Pili nuts are from the Pili tree. The Pili tree grows in the Philippines. They are relatively large in length and width. What do they taste like? They’re honestly amazing. Barefoot Provisions describes them as “buttery,” but it’s hard to imagine a nut that tastes like butter. They really do taste like butter, though! It’s not a sickeningly oh-my-gosh-I’m-eating-butter-straight-up, but a subtle, mild flavor. Buttery consistency is a better term. It’s spectacular. It reminds me of a soft nut like cashews. They’re sort of easy to bite into. After biting into a Pili nut, though, it just melts in your mouth the whole time.
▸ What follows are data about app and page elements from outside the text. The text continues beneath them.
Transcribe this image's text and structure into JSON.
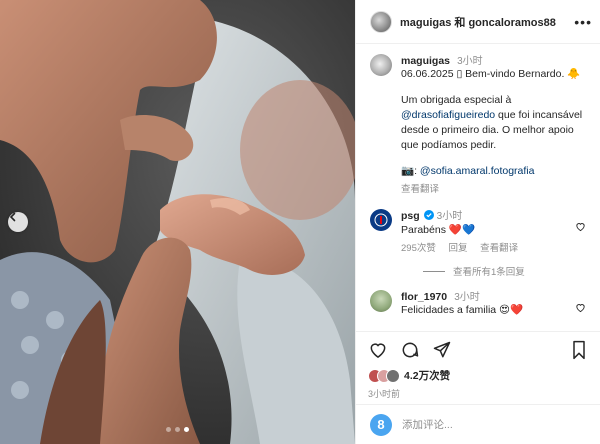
{
  "header": {
    "title": "maguigas 和 goncaloramos88",
    "more_icon": "more-horizontal-icon"
  },
  "photo": {
    "prev_icon": "chevron-left-icon",
    "slide_count": 3,
    "active_slide": 2
  },
  "caption": {
    "username": "maguigas",
    "time": "3小时",
    "line1": "06.06.2025 ▯ Bem-vindo Bernardo. 🐥",
    "line2_prefix": "Um obrigada especial à ",
    "mention": "@drasofiafigueiredo",
    "line2_suffix": " que foi incansável desde o primeiro dia. O melhor apoio que podíamos pedir.",
    "camera": "📷: ",
    "photo_credit": "@sofia.amaral.fotografia",
    "translate": "查看翻译"
  },
  "comments": [
    {
      "username": "psg",
      "verified": true,
      "time": "3小时",
      "text": "Parabéns ❤️💙",
      "likes": "295次赞",
      "reply": "回复",
      "translate": "查看翻译",
      "view_replies": "查看所有1条回复"
    },
    {
      "username": "flor_1970",
      "verified": false,
      "time": "3小时",
      "text": "Felicidades a familia 😍❤️"
    }
  ],
  "actions": {
    "like_icon": "heart-icon",
    "comment_icon": "comment-icon",
    "share_icon": "share-icon",
    "save_icon": "bookmark-icon",
    "likes_count": "4.2万次赞",
    "posted_time": "3小时前"
  },
  "add_comment": {
    "avatar_letter": "8",
    "placeholder": "添加评论..."
  },
  "colors": {
    "link": "#00376b",
    "muted": "#8e8e8e",
    "heart_red": "#ed4956",
    "verified_blue": "#0095f6",
    "psg_blue": "#0a3a85"
  }
}
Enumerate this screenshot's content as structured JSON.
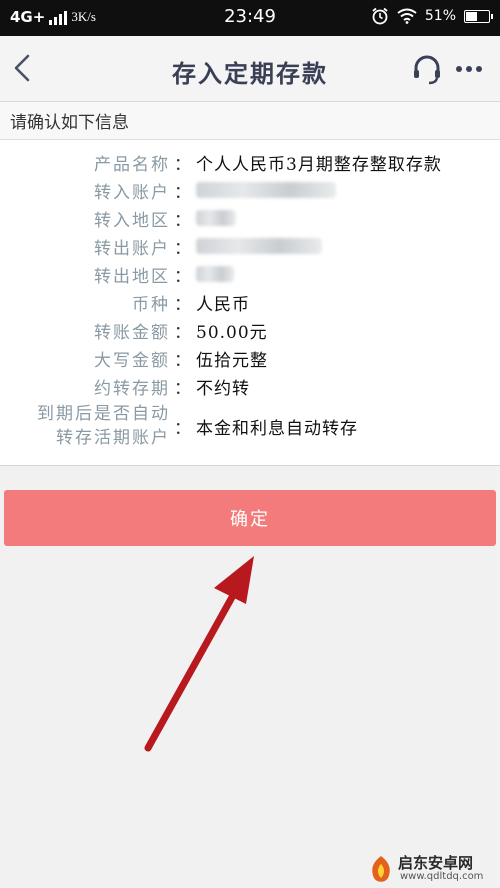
{
  "status_bar": {
    "network": "4G+",
    "speed": "3K/s",
    "time": "23:49",
    "battery": "51%",
    "battery_level": 0.51,
    "icons": [
      "signal-icon",
      "alarm-icon",
      "wifi-icon",
      "battery-icon"
    ]
  },
  "header": {
    "title": "存入定期存款",
    "icons": [
      "back-icon",
      "customer-service-icon",
      "more-icon"
    ]
  },
  "confirm_label": "请确认如下信息",
  "details": [
    {
      "key": "产品名称",
      "value": "个人人民币3月期整存整取存款"
    },
    {
      "key": "转入账户",
      "value": ""
    },
    {
      "key": "转入地区",
      "value": ""
    },
    {
      "key": "转出账户",
      "value": ""
    },
    {
      "key": "转出地区",
      "value": ""
    },
    {
      "key": "币种",
      "value": "人民币"
    },
    {
      "key": "转账金额",
      "value": "50.00元"
    },
    {
      "key": "大写金额",
      "value": "伍拾元整"
    },
    {
      "key": "约转存期",
      "value": "不约转"
    },
    {
      "key_line1": "到期后是否自动",
      "key_line2": "转存活期账户",
      "value": "本金和利息自动转存"
    }
  ],
  "colon": "：",
  "button": {
    "label": "确定",
    "color": "#f37b7b"
  },
  "watermark": {
    "name": "启东安卓网",
    "url": "www.qdltdq.com"
  }
}
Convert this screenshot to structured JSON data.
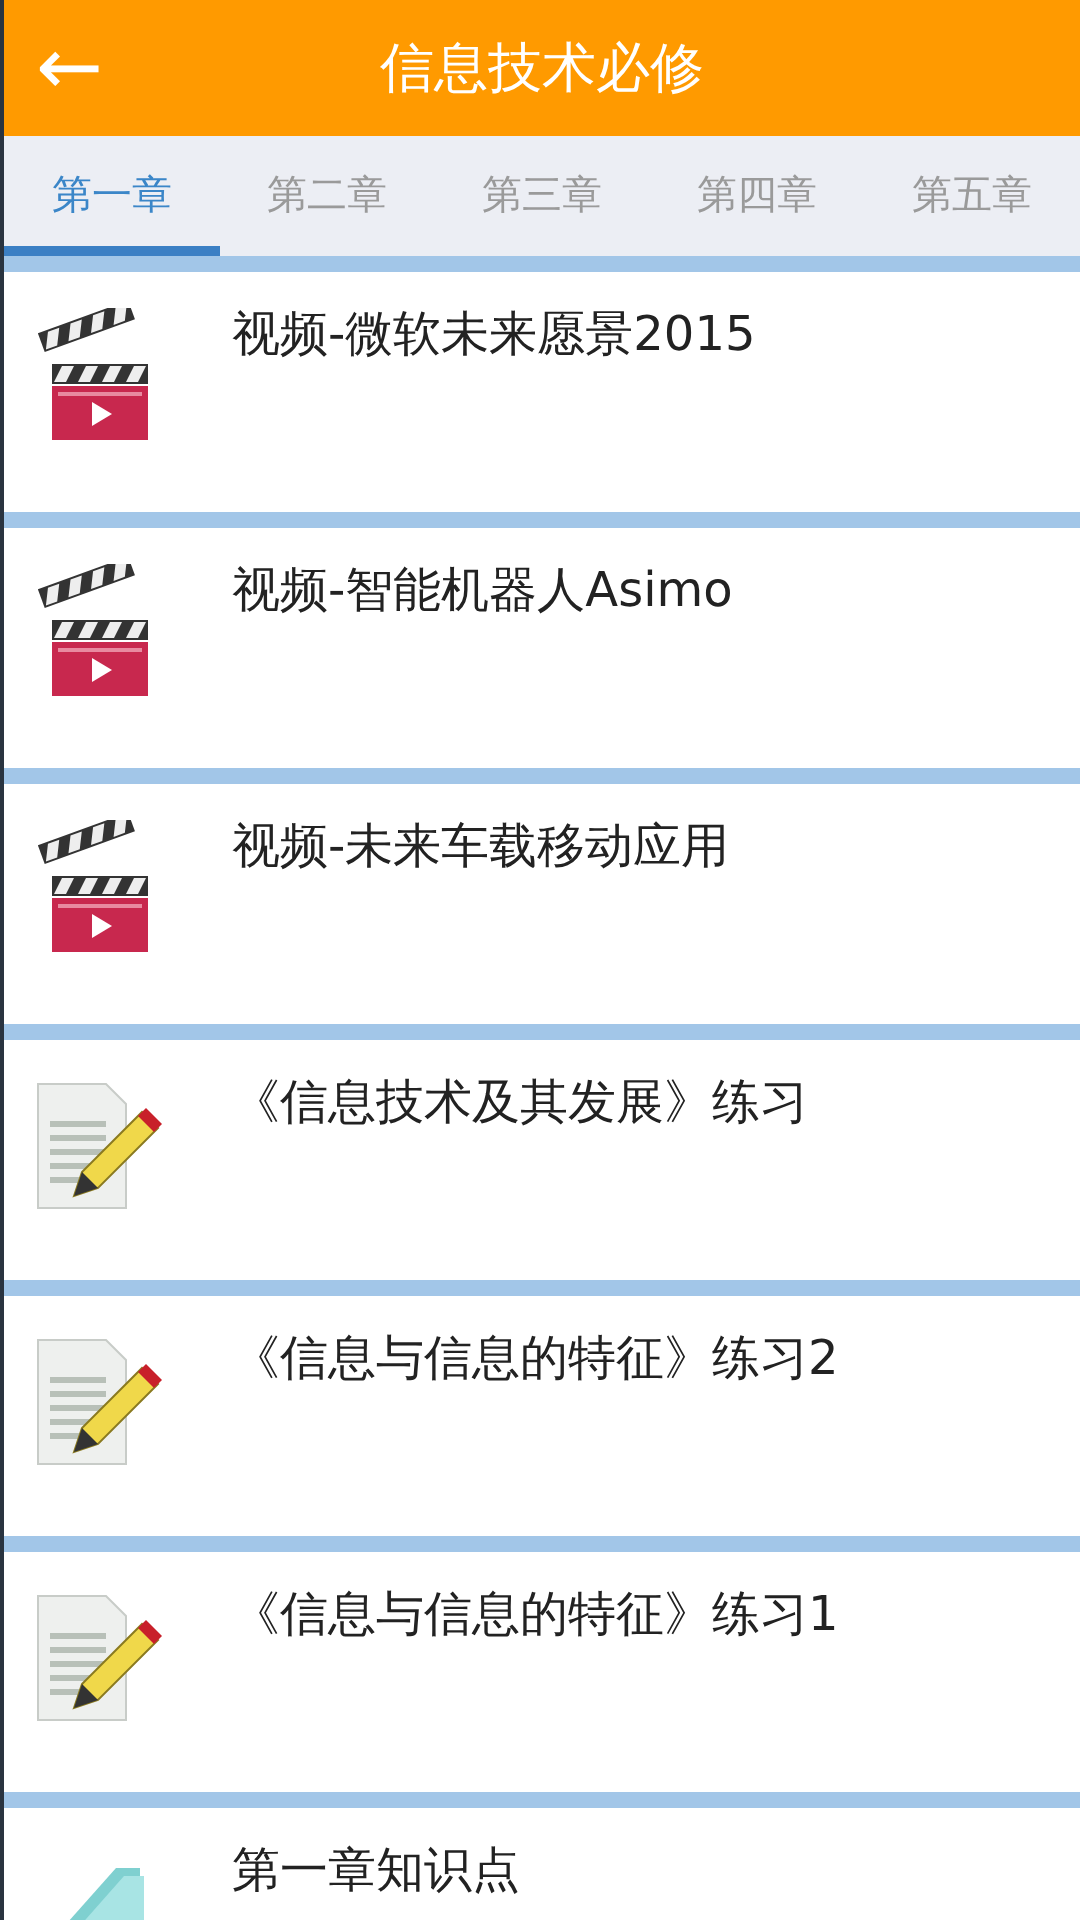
{
  "header": {
    "back_icon": "←",
    "title": "信息技术必修"
  },
  "tabs": [
    {
      "label": "第一章",
      "selected": true
    },
    {
      "label": "第二章",
      "selected": false
    },
    {
      "label": "第三章",
      "selected": false
    },
    {
      "label": "第四章",
      "selected": false
    },
    {
      "label": "第五章",
      "selected": false
    }
  ],
  "items": [
    {
      "kind": "video",
      "title": "视频-微软未来愿景2015"
    },
    {
      "kind": "video",
      "title": "视频-智能机器人Asimo"
    },
    {
      "kind": "video",
      "title": "视频-未来车载移动应用"
    },
    {
      "kind": "exercise",
      "title": "《信息技术及其发展》练习"
    },
    {
      "kind": "exercise",
      "title": "《信息与信息的特征》练习2"
    },
    {
      "kind": "exercise",
      "title": "《信息与信息的特征》练习1"
    },
    {
      "kind": "notes",
      "title": "第一章知识点"
    }
  ]
}
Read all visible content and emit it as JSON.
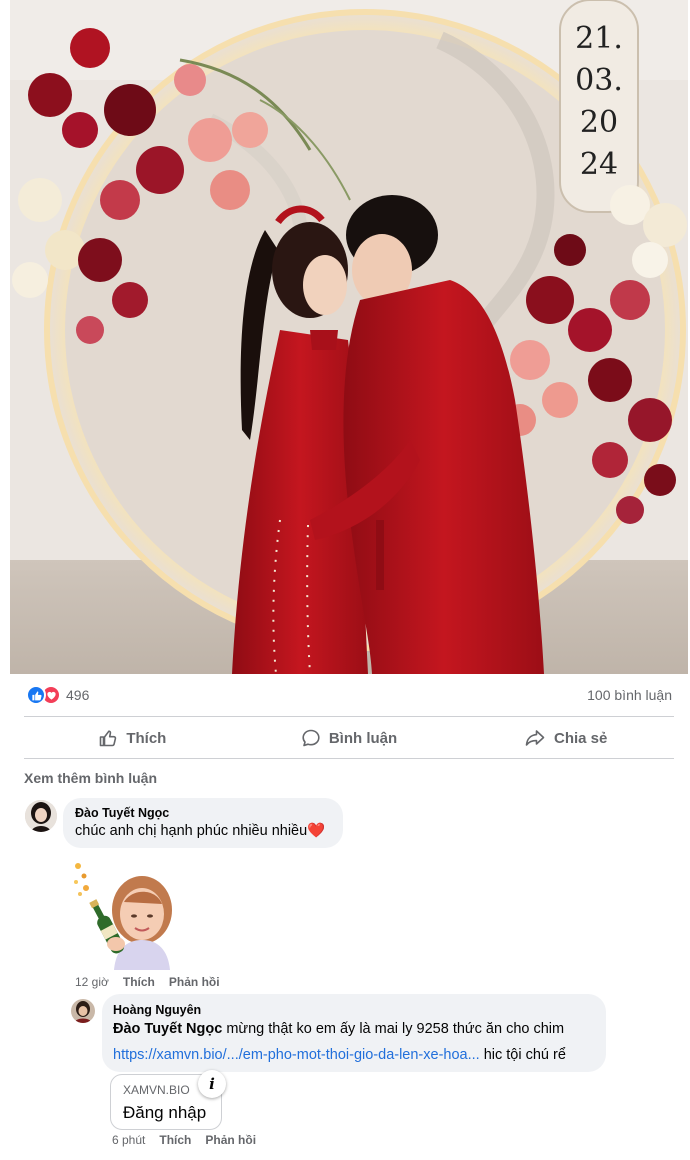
{
  "photo": {
    "date_lines": [
      "21.",
      "03.",
      "20",
      "24"
    ],
    "colors": {
      "dress": "#b3121c",
      "accent_light": "#f3d9a8"
    }
  },
  "reactions": {
    "icons": [
      "like-icon",
      "love-icon"
    ],
    "count": "496",
    "comments_label": "100 bình luận"
  },
  "actions": {
    "like": "Thích",
    "comment": "Bình luận",
    "share": "Chia sẻ"
  },
  "see_more": "Xem thêm bình luận",
  "comments": [
    {
      "author": "Đào Tuyết Ngọc",
      "text": "chúc anh chị hạnh phúc nhiều nhiều",
      "emoji": "❤️",
      "time": "12 giờ",
      "like": "Thích",
      "reply": "Phản hồi"
    },
    {
      "author": "Hoàng Nguyên",
      "mention": "Đào Tuyết Ngọc",
      "text": " mừng thật ko em ấy là mai ly 9258 thức ăn cho chim",
      "link": "https://xamvn.bio/.../em-pho-mot-thoi-gio-da-len-xe-hoa...",
      "text_after_link": " hic tội chú rể",
      "preview_domain": "XAMVN.BIO",
      "preview_title": "Đăng nhập",
      "time": "6 phút",
      "like": "Thích",
      "reply": "Phản hồi"
    }
  ]
}
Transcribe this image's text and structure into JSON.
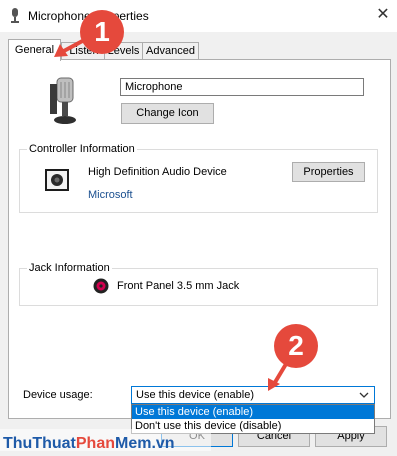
{
  "window": {
    "title": "Microphone Properties",
    "title_icon": "microphone-icon",
    "close_glyph": "✕"
  },
  "tabs": [
    {
      "label": "General",
      "active": true
    },
    {
      "label": "Listen",
      "active": false
    },
    {
      "label": "Levels",
      "active": false
    },
    {
      "label": "Advanced",
      "active": false
    }
  ],
  "general": {
    "device_name": "Microphone",
    "change_icon_label": "Change Icon",
    "controller": {
      "group_label": "Controller Information",
      "device": "High Definition Audio Device",
      "vendor": "Microsoft",
      "properties_label": "Properties"
    },
    "jack": {
      "group_label": "Jack Information",
      "connector": "Front Panel 3.5 mm Jack",
      "connector_color": "#d2004e"
    },
    "usage": {
      "label": "Device usage:",
      "selected": "Use this device (enable)",
      "options": [
        "Use this device (enable)",
        "Don't use this device (disable)"
      ]
    }
  },
  "footer": {
    "ok_label": "OK",
    "cancel_label": "Cancel",
    "apply_label": "Apply"
  },
  "annotations": {
    "badges": [
      "1",
      "2"
    ],
    "color": "#e5493c"
  },
  "watermark": {
    "parts": [
      "Thu",
      "Thuat",
      "Phan",
      "Mem",
      ".vn"
    ],
    "colors": [
      "#1e5aa8",
      "#e5493c"
    ]
  }
}
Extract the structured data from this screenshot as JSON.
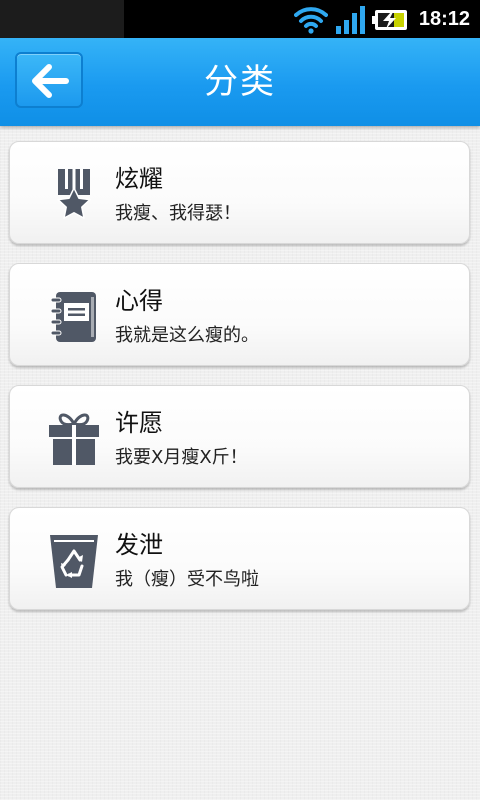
{
  "status_bar": {
    "time": "18:12",
    "icons": [
      "wifi-icon",
      "signal-icon",
      "battery-charging-icon"
    ]
  },
  "header": {
    "title": "分类",
    "back_icon": "arrow-left-icon",
    "color": "#1a9af0"
  },
  "categories": [
    {
      "title": "炫耀",
      "subtitle": "我瘦、我得瑟！",
      "icon": "medal-icon"
    },
    {
      "title": "心得",
      "subtitle": "我就是这么瘦的。",
      "icon": "notebook-icon"
    },
    {
      "title": "许愿",
      "subtitle": "我要X月瘦X斤！",
      "icon": "gift-icon"
    },
    {
      "title": "发泄",
      "subtitle": "我（瘦）受不鸟啦",
      "icon": "recycle-bin-icon"
    }
  ],
  "colors": {
    "icon": "#505866",
    "background": "#efefef"
  }
}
It’s the best nut I have ever eaten.

Cocoa Pili nuts

Cocoa Pili nuts

Cocoa Pili nut in my man hand

Cocoa Pili nut in my man hand

The company, Stephen James, also makes something called “Carazuc Coconut Flower Sugar,” which is made from the sweet sap of the coconut tree flower. I had bought the Pili nuts dusted in these, and since there was some carazuc sugar leftover in the bottom of the bag, I got to try it on its own. You know how things like Splenda and Truvia taste like crap? Or maybe you’re saying right now, “how dare you! Splenda is the greatest invention EVER, BRITTANY!” Not for someone (like me) with a distinctive palate. Every bite I take that is made with an artificial sweetener tastes so fake to me. I can’t deal with it. Carazuc sugar, however, tastes like sugar. AMAZING sugar, that is. BUT! It’s low glycemic. I’m waiting to order some until I have a big order on Amazon (you can get it cheap as an add-on!).

If you ever see Pili nuts, buy them. You won’t regret the snack.